It would start off innocently enough; I would be in a grocery aisle, and someone would come along and block my view of the canned pears. I would move to the side behind them so I could see around them and they would take a step and block my view again. I'd take a few steps in the opposite direction, and it was like they were intentionally doing the same thing just to mess with me. Finally, after staring at the back of this one lady's head for about 45 seconds, (which in grocery store time might as well have been an hour), I took 2 steps forward and stood next to her. I tilted my head to the side, raised my eyebrows slightly, and leaned in toward her a little, and asked "Can I help you find something? I don't work here, but I do shop here a lot." I figured at the very least, now that I was closer to those pears; I could get another crack at 'em.The lady turned to me abruptly and shot me one of those "How dare you?!?" looks. She took a deep breath, and blurted out "My father is in a nursing home. He's refusing to eat. The only thing he wants is Jell-o. Can you believe it, JELL-O!? He doesn't even want plain Jell-o. No, that would be too easy. You know what he wants? He wants Jell-o with fruit in it. But not the Jell-o that comes in cups already made with fruit cocktail—he wants homemade Jell-o with tiny diced pears, and ONLY tiny diced pears!" (Wow, I didn't see that one coming.)

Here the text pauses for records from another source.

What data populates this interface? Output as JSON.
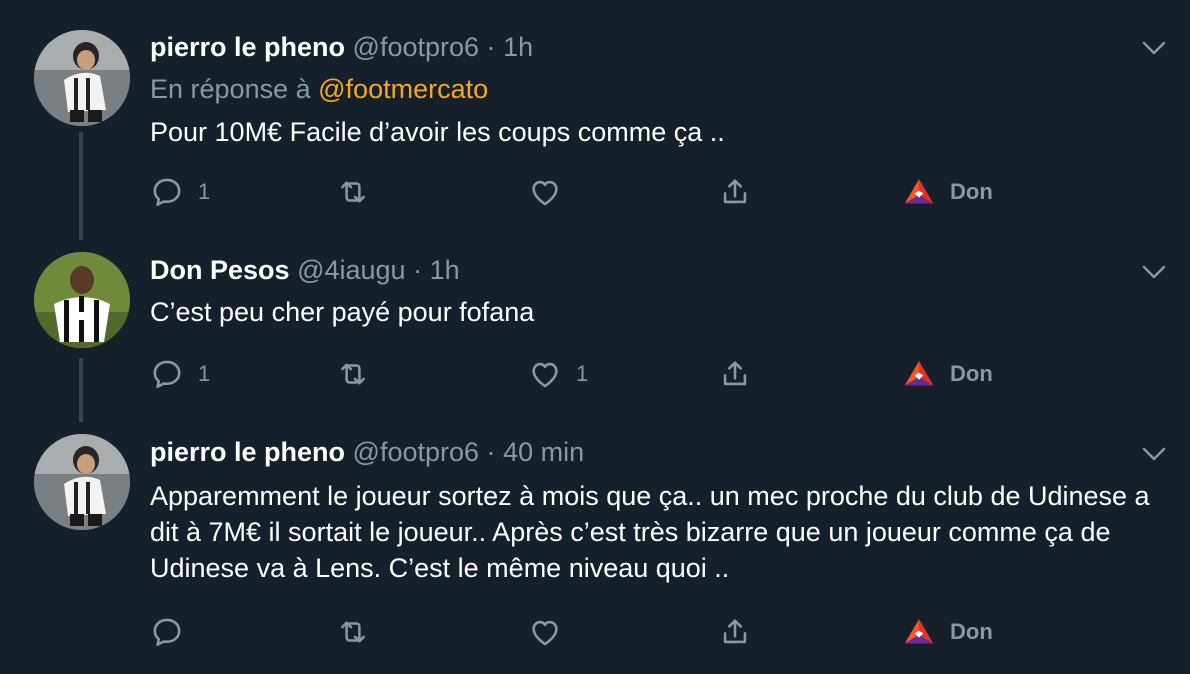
{
  "tweets": [
    {
      "name": "pierro le pheno",
      "handle": "@footpro6",
      "sep": "·",
      "time": "1h",
      "reply_prefix": "En réponse à",
      "reply_mention": "@footmercato",
      "text": "Pour 10M€ Facile d’avoir les coups comme ça ..",
      "reply_count": "1",
      "like_count": "",
      "don_label": "Don"
    },
    {
      "name": "Don Pesos",
      "handle": "@4iaugu",
      "sep": "·",
      "time": "1h",
      "text": "C’est peu cher payé pour fofana",
      "reply_count": "1",
      "like_count": "1",
      "don_label": "Don"
    },
    {
      "name": "pierro le pheno",
      "handle": "@footpro6",
      "sep": "·",
      "time": "40 min",
      "text": "Apparemment le joueur sortez à mois que  ça.. un mec proche du club de Udinese a dit à 7M€ il sortait le joueur.. Après c’est très bizarre que un joueur comme ça de Udinese va à Lens. C’est le même niveau quoi ..",
      "reply_count": "",
      "like_count": "",
      "don_label": "Don"
    }
  ],
  "colors": {
    "background": "#15202b",
    "muted": "#8899a6",
    "mention": "#f5a623",
    "thread_line": "#38444d"
  },
  "icons": [
    "reply-icon",
    "retweet-icon",
    "like-icon",
    "share-icon",
    "brave-tip-icon",
    "chevron-down-icon"
  ]
}
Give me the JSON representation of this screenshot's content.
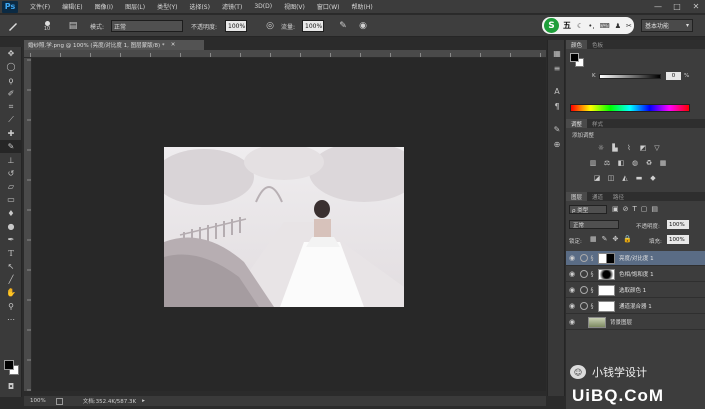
{
  "app": {
    "logo": "Ps"
  },
  "menu": [
    "文件(F)",
    "编辑(E)",
    "图像(I)",
    "图层(L)",
    "类型(Y)",
    "选择(S)",
    "滤镜(T)",
    "3D(D)",
    "视图(V)",
    "窗口(W)",
    "帮助(H)"
  ],
  "window_controls": [
    "—",
    "□",
    "✕"
  ],
  "options": {
    "brush_size": "10",
    "mode_label": "模式:",
    "mode_value": "正常",
    "opacity_label": "不透明度:",
    "opacity_value": "100%",
    "flow_label": "流量:",
    "flow_value": "100%",
    "workspace": "基本功能",
    "ime_text": "五"
  },
  "document": {
    "tab_title": "婚纱照.学.png @ 100% (亮度/对比度 1, 图层蒙版/8) *",
    "status_zoom": "100%",
    "status_doc": "文档:352.4K/587.3K"
  },
  "panels": {
    "color_tabs": [
      "颜色",
      "色板"
    ],
    "color_k_label": "K",
    "color_k_value": "0",
    "color_k_unit": "%",
    "adjust_tabs": [
      "调整",
      "样式"
    ],
    "adjust_title": "添加调整",
    "layers_tabs": [
      "图层",
      "通道",
      "路径"
    ],
    "layer_filter": "ρ 类型",
    "blend_mode": "正常",
    "opacity_label": "不透明度:",
    "opacity_value": "100%",
    "lock_label": "锁定:",
    "fill_label": "填充:",
    "fill_value": "100%",
    "layers": [
      {
        "name": "亮度/对比度 1",
        "selected": true
      },
      {
        "name": "色相/饱和度 1",
        "selected": false
      },
      {
        "name": "选取颜色 1",
        "selected": false
      },
      {
        "name": "通道混合器 1",
        "selected": false
      },
      {
        "name": "背景图层",
        "selected": false
      }
    ]
  },
  "watermark": {
    "line1": "小钱学设计",
    "line2": "UiBQ.CoM"
  },
  "colors": {
    "selected_layer": "#5a6c85",
    "photoshop_blue": "#3fa9f5"
  }
}
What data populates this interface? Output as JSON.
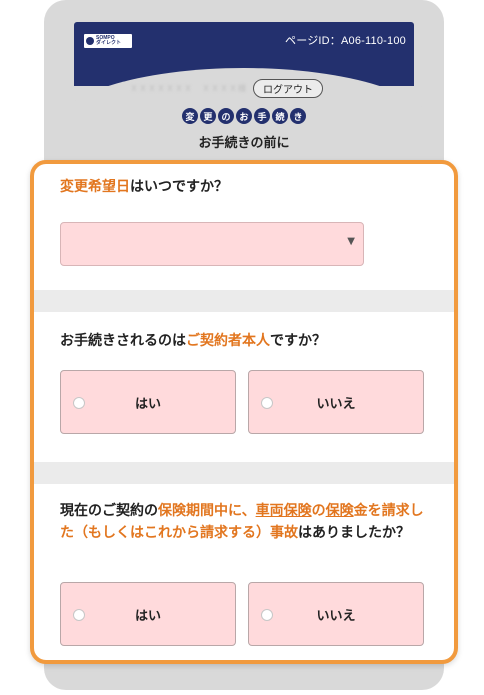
{
  "header": {
    "logo_text": "SOMPO\nダイレクト",
    "page_id": "ページID：A06-110-100",
    "user_name": "ＸＸＸＸＸＸＸ　ＸＸＸＸ様",
    "logout_label": "ログアウト",
    "procedure_tag": [
      "変",
      "更",
      "の",
      "お",
      "手",
      "続",
      "き"
    ],
    "procedure_title": "お手続きの前に"
  },
  "questions": {
    "q1": {
      "hl": "変更希望日",
      "rest": "はいつですか？"
    },
    "q2": {
      "pre": "お手続きされるのは",
      "hl": "ご契約者本人",
      "post": "ですか？"
    },
    "q3": {
      "pre": "現在のご契約の",
      "hl1": "保険期間中に、",
      "link1": "車両保険",
      "hl2": "の",
      "link2": "保険",
      "hl3": "金を請求した（もしくはこれから請求する）事故",
      "post": "はありましたか？"
    }
  },
  "select": {
    "value": "",
    "arrow": "▼"
  },
  "options": {
    "yes": "はい",
    "no": "いいえ"
  }
}
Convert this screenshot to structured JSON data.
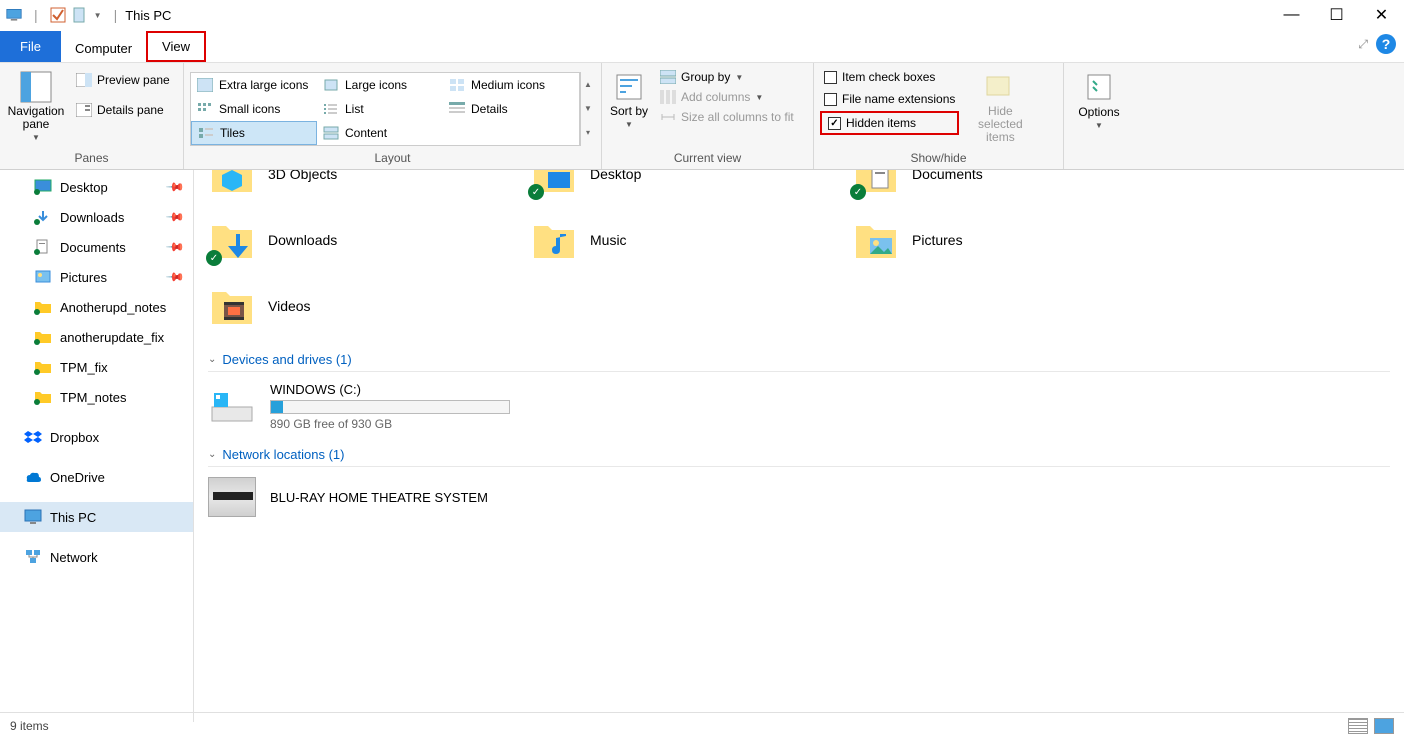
{
  "titlebar": {
    "title": "This PC"
  },
  "tabs": {
    "file": "File",
    "computer": "Computer",
    "view": "View"
  },
  "ribbon": {
    "panes": {
      "navigation": "Navigation pane",
      "preview": "Preview pane",
      "details_pane": "Details pane",
      "group_label": "Panes"
    },
    "layout": {
      "items": [
        "Extra large icons",
        "Large icons",
        "Medium icons",
        "Small icons",
        "List",
        "Details",
        "Tiles",
        "Content"
      ],
      "selected": "Tiles",
      "group_label": "Layout"
    },
    "current_view": {
      "sort_by": "Sort by",
      "group_by": "Group by",
      "add_columns": "Add columns",
      "size_all": "Size all columns to fit",
      "group_label": "Current view"
    },
    "show_hide": {
      "item_check_boxes": "Item check boxes",
      "file_name_ext": "File name extensions",
      "hidden_items": "Hidden items",
      "hide_selected": "Hide selected items",
      "group_label": "Show/hide"
    },
    "options": {
      "label": "Options"
    }
  },
  "sidebar": {
    "items": [
      {
        "label": "Desktop",
        "icon": "desktop",
        "pinned": true
      },
      {
        "label": "Downloads",
        "icon": "downloads",
        "pinned": true
      },
      {
        "label": "Documents",
        "icon": "documents",
        "pinned": true
      },
      {
        "label": "Pictures",
        "icon": "pictures",
        "pinned": true
      },
      {
        "label": "Anotherupd_notes",
        "icon": "folder"
      },
      {
        "label": "anotherupdate_fix",
        "icon": "folder"
      },
      {
        "label": "TPM_fix",
        "icon": "folder"
      },
      {
        "label": "TPM_notes",
        "icon": "folder"
      }
    ],
    "dropbox": "Dropbox",
    "onedrive": "OneDrive",
    "this_pc": "This PC",
    "network": "Network"
  },
  "content": {
    "folders": [
      {
        "label": "3D Objects",
        "badge": false,
        "icon": "3d"
      },
      {
        "label": "Desktop",
        "badge": true,
        "icon": "desktop-folder"
      },
      {
        "label": "Documents",
        "badge": true,
        "icon": "documents-folder"
      },
      {
        "label": "Downloads",
        "badge": true,
        "icon": "downloads-folder"
      },
      {
        "label": "Music",
        "badge": false,
        "icon": "music-folder"
      },
      {
        "label": "Pictures",
        "badge": false,
        "icon": "pictures-folder"
      },
      {
        "label": "Videos",
        "badge": false,
        "icon": "videos-folder"
      }
    ],
    "devices_header": "Devices and drives (1)",
    "drive": {
      "label": "WINDOWS (C:)",
      "free_text": "890 GB free of 930 GB",
      "fill_pct": 5
    },
    "network_header": "Network locations (1)",
    "bluray": "BLU-RAY HOME THEATRE SYSTEM"
  },
  "statusbar": {
    "item_count": "9 items"
  }
}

I stood there along side of her, pretending to stare at the canned fruit while thinking to myself "Good grief, lady, it's only fruit." But that's where I was wrong. It wasn't just fruit, at least not to her. Right then, that fruit represented all of the hope and control that she no longer had. Her seemingly aggressive and dominant attitude was in all actuality feelings of helplessness and frustration about a situation she couldn't change.
I turned to her and softly said "I know exactly how you feel. I work in a nursing home and I do hospice work with families. It's rough. You look at your parents now and they are a shell of what they once were. They used to be so strong and tough; and now they're frail and dependant on everyone's compassion. It's scary. You have a right to feel overwhelmed." Her eyes welled up with tears. As she blinked a slow blink and swallowed hard, I saw all the pain that she was hiding inside. She spoke quietly and said "I'm all that my dad has. It's just me."
This one-sided conversation went on for a while as she continued to purge her soul to me.
After she finished, I didn't quite know what to say. So I reached out, touched her arm and responded with "He's lucky to have you. I'll be praying for you. Good luck." As I walked away I wondered who benefitted more from that conversation; her for being able to talk about it, or me for being able to hear it. It's amazing how small some of our problems can be when compared to someone whose problems are life-altering. Within roughly 10 minutes, we both had a renewed perspective of life that day.
In all honesty, I'll never know if I've made a real difference in anyone's life. But sometimes all it takes is one person to say that they understand; and that's enough to give someone who's hurting the strength to go on doing what they do. The cost to listen is free; but the ability to help someone who's hurting is priceless.